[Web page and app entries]

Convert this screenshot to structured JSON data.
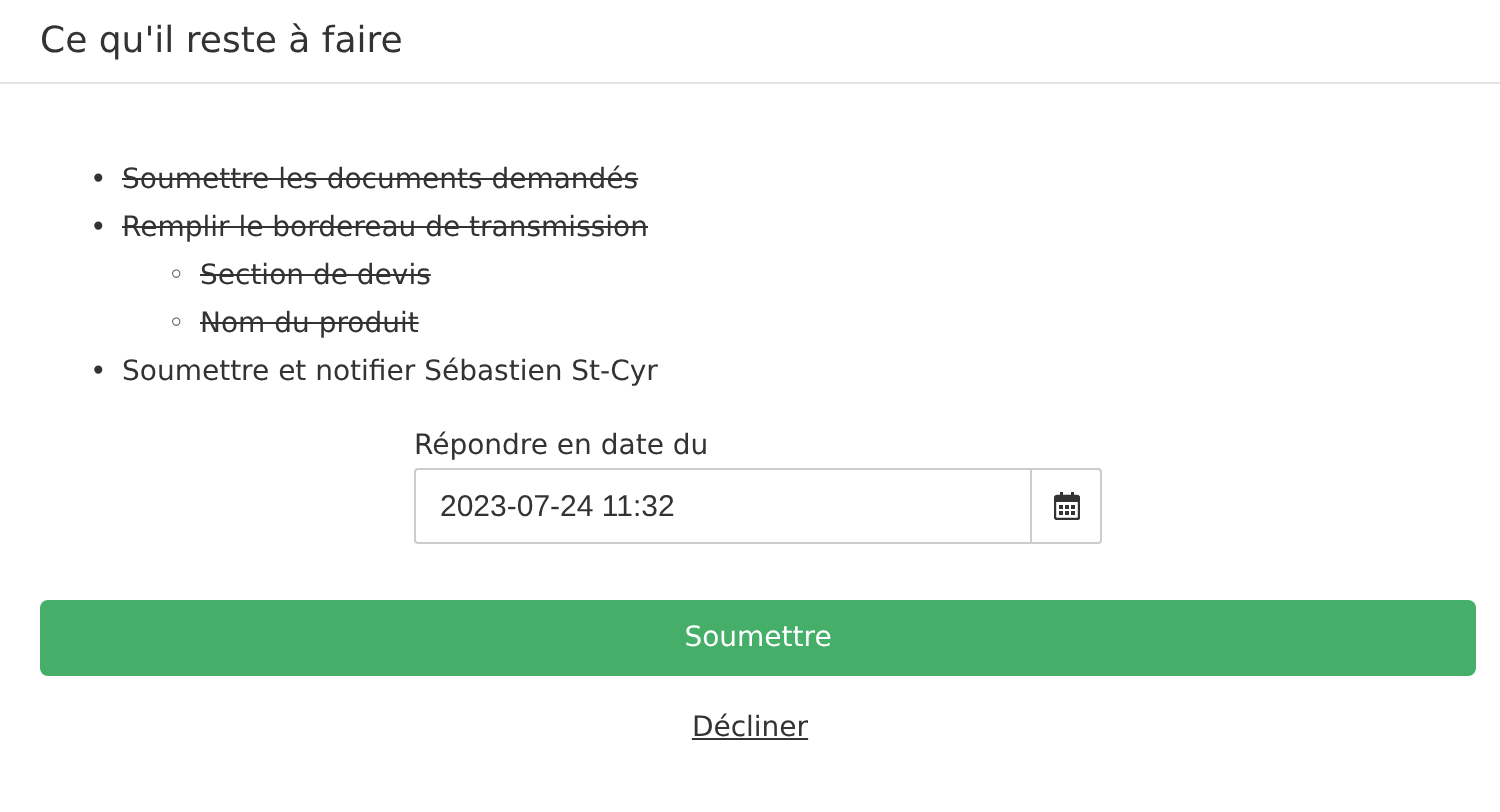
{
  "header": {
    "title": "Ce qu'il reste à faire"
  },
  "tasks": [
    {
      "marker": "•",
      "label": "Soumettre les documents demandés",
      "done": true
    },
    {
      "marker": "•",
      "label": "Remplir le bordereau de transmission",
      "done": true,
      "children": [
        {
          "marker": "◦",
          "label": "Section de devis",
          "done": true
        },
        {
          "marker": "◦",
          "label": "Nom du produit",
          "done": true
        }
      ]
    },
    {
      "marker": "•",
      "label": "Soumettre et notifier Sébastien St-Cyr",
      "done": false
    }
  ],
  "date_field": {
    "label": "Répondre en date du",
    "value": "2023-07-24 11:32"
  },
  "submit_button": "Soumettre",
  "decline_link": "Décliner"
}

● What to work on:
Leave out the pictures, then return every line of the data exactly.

● Exercise response:
Convert this screenshot to structured JSON data.
{
  "header": {
    "title": "Ce qu'il reste à faire"
  },
  "tasks": [
    {
      "marker": "•",
      "label": "Soumettre les documents demandés",
      "done": true
    },
    {
      "marker": "•",
      "label": "Remplir le bordereau de transmission",
      "done": true,
      "children": [
        {
          "marker": "◦",
          "label": "Section de devis",
          "done": true
        },
        {
          "marker": "◦",
          "label": "Nom du produit",
          "done": true
        }
      ]
    },
    {
      "marker": "•",
      "label": "Soumettre et notifier Sébastien St-Cyr",
      "done": false
    }
  ],
  "date_field": {
    "label": "Répondre en date du",
    "value": "2023-07-24 11:32"
  },
  "submit_button": "Soumettre",
  "decline_link": "Décliner"
}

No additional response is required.